ezra pound in prison

71804bd6-60bb-11e7-b6f8-8145f3f5d4314Eric Ormsby at the TLS:

Ezra Pound was not the first poet to spend years confined to a mental hospital nor will he probably be the last, but he was surely the only one to have turned his legally enforced confinement into a long-running literary soirée, his very own “Ezuversity”. As Daniel Swift puts it in The Bughouse, his lively and searching account of Pound’s years at St Elizabeths Hospital in Washington, DC, from 1946 to 1958, it was “the world’s least orthodox literary salon: convened by a fascist, held in a lunatic asylum”. Though there has been much hand-wringing over the years by Pound’s acolytes about the incarceration, it proved to be in many ways a perfect environment for the garrulous poet.
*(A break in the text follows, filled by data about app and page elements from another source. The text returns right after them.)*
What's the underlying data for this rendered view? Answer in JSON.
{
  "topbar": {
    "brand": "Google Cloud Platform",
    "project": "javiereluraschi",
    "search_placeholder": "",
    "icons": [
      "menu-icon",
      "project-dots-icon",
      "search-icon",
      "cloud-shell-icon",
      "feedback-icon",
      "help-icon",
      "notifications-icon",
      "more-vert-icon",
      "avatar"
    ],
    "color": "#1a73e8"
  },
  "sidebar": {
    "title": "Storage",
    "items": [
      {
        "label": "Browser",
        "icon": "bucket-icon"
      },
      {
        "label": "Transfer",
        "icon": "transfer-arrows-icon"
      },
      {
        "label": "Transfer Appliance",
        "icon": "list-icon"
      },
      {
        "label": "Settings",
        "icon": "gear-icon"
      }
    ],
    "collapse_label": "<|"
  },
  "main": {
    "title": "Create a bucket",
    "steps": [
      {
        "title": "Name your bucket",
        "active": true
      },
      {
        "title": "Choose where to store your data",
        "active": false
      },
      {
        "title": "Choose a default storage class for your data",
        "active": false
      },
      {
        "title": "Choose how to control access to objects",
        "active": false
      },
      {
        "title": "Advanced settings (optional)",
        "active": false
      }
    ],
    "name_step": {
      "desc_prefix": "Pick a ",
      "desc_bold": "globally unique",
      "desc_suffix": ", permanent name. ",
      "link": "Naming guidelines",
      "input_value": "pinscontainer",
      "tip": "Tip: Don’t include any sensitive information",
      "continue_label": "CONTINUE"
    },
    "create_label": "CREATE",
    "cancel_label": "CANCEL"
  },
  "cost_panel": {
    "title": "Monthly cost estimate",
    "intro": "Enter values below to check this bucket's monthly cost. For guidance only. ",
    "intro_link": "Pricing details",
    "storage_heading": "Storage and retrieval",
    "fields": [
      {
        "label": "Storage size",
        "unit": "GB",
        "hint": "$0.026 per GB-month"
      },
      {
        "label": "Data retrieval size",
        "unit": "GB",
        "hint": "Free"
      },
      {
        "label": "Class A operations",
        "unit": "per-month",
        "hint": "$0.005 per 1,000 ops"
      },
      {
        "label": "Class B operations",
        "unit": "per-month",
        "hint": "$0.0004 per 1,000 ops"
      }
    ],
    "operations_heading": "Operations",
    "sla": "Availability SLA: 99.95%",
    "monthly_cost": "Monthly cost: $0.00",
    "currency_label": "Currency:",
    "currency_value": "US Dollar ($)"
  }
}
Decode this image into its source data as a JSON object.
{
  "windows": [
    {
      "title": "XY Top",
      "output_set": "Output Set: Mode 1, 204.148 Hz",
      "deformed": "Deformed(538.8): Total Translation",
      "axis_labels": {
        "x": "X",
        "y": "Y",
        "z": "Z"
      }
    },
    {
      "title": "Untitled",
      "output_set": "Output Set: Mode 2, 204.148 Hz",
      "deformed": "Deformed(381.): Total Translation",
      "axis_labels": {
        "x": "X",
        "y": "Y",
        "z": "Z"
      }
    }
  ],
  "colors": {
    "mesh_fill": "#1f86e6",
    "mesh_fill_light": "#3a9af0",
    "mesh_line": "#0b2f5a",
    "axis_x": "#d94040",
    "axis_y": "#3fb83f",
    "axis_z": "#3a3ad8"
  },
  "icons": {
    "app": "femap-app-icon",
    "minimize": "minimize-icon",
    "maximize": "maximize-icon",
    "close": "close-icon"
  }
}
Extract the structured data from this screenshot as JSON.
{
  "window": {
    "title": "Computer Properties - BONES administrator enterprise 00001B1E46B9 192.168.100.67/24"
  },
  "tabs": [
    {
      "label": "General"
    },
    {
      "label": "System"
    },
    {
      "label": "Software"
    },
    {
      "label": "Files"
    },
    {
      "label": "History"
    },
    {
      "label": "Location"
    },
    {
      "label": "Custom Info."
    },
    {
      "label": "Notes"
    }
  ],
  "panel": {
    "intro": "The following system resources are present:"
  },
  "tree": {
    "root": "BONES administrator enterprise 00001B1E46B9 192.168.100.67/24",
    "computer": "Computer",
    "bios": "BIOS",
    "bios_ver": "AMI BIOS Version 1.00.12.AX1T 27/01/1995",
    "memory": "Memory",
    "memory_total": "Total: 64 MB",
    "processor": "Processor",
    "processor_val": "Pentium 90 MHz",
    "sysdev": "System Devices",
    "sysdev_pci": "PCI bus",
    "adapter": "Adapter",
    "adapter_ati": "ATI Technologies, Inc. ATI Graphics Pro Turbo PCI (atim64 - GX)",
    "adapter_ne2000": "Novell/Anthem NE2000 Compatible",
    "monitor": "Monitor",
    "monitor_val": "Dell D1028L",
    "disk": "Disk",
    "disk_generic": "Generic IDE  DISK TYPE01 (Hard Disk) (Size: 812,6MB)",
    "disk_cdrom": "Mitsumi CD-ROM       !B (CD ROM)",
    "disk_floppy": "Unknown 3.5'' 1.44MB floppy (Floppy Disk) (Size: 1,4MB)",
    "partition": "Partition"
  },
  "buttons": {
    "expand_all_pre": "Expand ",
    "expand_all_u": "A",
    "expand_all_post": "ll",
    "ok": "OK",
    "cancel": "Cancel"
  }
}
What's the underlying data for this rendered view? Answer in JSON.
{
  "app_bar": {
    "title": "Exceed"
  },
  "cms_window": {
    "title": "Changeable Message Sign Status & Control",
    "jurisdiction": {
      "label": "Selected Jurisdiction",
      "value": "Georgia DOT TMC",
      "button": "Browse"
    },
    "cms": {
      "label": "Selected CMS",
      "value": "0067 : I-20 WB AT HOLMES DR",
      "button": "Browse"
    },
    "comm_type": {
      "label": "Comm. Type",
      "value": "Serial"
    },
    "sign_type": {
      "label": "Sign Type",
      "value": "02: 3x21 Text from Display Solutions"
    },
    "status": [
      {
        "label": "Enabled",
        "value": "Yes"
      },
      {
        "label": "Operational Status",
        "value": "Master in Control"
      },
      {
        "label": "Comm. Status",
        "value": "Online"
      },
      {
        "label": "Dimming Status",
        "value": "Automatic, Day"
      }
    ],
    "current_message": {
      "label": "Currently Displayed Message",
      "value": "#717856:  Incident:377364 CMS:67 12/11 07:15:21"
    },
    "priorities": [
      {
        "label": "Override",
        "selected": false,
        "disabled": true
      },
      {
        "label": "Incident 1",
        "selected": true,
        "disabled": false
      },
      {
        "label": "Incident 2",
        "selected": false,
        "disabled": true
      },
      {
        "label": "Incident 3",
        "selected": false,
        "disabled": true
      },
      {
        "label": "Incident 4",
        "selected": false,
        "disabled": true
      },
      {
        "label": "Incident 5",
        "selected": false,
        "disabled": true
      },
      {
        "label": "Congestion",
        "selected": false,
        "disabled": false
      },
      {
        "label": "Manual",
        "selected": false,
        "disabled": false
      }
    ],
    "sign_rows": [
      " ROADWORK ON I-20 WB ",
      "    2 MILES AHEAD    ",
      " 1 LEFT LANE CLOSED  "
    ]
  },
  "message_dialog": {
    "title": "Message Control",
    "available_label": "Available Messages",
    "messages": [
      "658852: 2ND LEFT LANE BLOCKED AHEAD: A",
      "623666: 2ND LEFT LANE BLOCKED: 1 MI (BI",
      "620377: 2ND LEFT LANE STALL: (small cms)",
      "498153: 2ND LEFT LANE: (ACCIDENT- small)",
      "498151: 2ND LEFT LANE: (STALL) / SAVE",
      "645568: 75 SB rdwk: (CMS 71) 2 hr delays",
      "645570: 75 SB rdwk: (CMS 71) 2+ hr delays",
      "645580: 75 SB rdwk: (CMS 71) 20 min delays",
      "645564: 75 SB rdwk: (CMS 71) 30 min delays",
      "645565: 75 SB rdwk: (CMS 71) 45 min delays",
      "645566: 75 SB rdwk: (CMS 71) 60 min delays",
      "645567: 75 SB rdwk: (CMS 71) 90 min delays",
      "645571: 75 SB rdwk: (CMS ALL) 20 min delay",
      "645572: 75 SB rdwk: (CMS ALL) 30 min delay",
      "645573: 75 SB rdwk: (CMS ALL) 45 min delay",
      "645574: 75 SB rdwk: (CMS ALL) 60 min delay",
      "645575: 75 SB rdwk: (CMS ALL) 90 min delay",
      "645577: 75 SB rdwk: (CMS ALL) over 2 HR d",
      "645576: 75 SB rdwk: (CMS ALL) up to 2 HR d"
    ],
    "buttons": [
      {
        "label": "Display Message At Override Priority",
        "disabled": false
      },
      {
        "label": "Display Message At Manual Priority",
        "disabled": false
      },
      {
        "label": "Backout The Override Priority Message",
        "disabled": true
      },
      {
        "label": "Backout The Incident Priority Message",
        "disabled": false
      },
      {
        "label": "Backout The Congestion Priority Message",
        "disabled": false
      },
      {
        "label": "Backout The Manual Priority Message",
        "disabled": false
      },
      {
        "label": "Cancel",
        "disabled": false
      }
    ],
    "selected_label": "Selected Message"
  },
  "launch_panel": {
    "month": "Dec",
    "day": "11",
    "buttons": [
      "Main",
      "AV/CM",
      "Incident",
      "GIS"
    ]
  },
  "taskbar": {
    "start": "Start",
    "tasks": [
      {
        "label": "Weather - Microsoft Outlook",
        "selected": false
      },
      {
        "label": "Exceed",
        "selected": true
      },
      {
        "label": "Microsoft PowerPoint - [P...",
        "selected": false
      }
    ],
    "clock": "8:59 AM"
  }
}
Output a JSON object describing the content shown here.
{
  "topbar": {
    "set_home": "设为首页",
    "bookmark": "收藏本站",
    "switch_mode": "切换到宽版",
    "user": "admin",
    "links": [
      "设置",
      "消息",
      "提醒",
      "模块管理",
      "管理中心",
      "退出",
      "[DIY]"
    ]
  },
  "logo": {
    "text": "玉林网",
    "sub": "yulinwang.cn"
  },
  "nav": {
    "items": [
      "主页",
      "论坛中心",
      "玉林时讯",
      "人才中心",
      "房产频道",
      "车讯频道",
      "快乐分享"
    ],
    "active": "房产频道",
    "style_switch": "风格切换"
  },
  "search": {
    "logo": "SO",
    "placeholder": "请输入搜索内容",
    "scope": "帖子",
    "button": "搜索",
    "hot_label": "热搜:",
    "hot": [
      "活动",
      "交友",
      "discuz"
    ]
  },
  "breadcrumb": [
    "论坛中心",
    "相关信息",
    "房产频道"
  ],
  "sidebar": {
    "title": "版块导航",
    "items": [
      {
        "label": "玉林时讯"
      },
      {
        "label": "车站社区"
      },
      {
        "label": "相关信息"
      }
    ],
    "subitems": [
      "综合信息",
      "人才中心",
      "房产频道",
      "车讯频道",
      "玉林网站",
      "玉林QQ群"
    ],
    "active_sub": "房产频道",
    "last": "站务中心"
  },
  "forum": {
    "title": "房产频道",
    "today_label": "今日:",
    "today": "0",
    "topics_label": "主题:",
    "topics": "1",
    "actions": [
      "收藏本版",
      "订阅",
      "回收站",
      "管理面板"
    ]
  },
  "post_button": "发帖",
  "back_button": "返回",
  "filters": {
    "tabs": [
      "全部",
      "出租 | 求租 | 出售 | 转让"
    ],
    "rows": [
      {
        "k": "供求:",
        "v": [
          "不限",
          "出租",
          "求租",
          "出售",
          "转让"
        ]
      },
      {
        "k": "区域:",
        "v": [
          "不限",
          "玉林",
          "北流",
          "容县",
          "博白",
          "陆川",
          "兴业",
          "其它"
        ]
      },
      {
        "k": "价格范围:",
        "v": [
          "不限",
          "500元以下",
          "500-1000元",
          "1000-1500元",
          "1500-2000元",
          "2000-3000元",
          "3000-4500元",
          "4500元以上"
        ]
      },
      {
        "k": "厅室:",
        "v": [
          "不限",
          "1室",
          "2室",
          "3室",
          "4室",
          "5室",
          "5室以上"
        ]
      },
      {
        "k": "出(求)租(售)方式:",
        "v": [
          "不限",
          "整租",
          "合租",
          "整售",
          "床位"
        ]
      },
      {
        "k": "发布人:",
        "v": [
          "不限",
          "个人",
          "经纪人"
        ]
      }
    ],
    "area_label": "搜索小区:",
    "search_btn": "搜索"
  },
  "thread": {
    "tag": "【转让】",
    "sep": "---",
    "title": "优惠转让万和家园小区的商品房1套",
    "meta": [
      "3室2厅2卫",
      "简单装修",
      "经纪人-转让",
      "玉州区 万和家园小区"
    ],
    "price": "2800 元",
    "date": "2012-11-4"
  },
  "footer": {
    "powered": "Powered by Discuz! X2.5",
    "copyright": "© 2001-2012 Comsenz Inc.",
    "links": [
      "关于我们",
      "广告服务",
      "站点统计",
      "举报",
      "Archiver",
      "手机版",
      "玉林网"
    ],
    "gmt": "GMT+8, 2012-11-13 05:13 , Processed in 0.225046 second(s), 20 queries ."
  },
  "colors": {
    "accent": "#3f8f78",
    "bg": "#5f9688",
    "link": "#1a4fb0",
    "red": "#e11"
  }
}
His visitors ranged from illustrious old friends, such as T. S. Eliot, Marianne Moore and William Carlos Williams, to eager younger poets, such as Robert Lowell and Allen Ginsberg, to less savoury members of the real lunatic fringe, among them the violent white sup­rem­acist John Kasper, whose neo-Nazi views “Uncle Ez” warmly supported and encouraged. To the end Pound remained an anti-Semite, but now he added black Americans and civil rights protesters to his roster of well-nurtured hatreds. Best of all for Pound, however, was the opportunity to lecture and harangue his seemingly endless procession of admirers, whether on his crack-brained economic and political theories or on matters literary and aesthetic. Nor did his apparent derangement mitigate his vanity. Elizabeth Bishop noted that when Pound asked her to bring him a journal in Bengali, a language he did not know, it was principally to check as to whether his name was mentioned there (since he couldn’t read Bengali it is not clear how he managed this).

more here.